This humanized me a bit, I think, and his brain began regaining control from whatever reptilian, adrenaline-fueled subsystem had taken over when I jumped down on him. He quickly became capable of basic speech.

“No… Just. Nothing.”
“This doesn’t look like nothing, this looks like fucking Academy of Art bullshit. ARE YOU A COMMUNIST, SON? DO YOU USE MARIJUANA?”
“It’s… It’s a robot.”

I shined the maglight on the giant, stenciled mural on the garage door. It was indeed a robot. Several, actually, of all shapes and sizes.

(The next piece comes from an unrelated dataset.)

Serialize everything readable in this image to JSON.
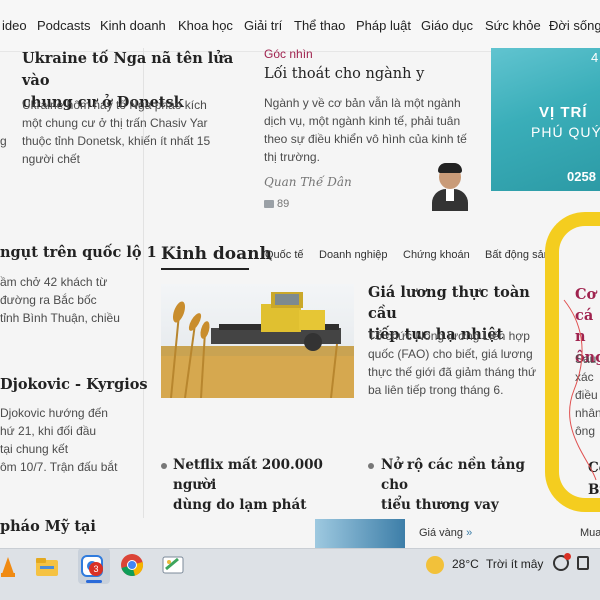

“I KNOW IT’S A FUCKING ROBOT. I know what a fucking robot is, I’m not some kind of moron. Why is it on my garage, son?” I was determined to get some answers before he realized we were about the same age and he was six inches taller and fifty pounds heavier than me.

He clutched his Timbuktu satchel to his chest like a teddybear, squeezing it desperately. Little bits of yellow water balloon were stuck to his hat. After a few moments, it became obvious he had no reply.

“Ok son.” I said, shining the maglight away “Tell me this: What the fuck is it with robots?”
“What do you mean, robots?”
“All over the fucking place man. I see stickers with robots, on signs, on parking meters, on delivery vans in chinatown. You people love them. Why robots, man?”
“I don’t know.”
“You don’t know? Explain the fucking symbology to me. What’s the fucking underlying theme here, son, with these fucking robots on everything?”

We stared at each other for a minute. My questions seemed to freak him out even further, and he seemed once again convinced of his imminent death. He groaned softly and bit his lip.

“Get the fuck out of here.”

For a second it looked like he might reach out and give me a hug, but his legs got the best of him and he ran off down towards the panhandle.

I looked at the robots for a minute. They just stood there, with their rectangular heads and pupil-less eyes. I went back inside.

Fucking San Francisco.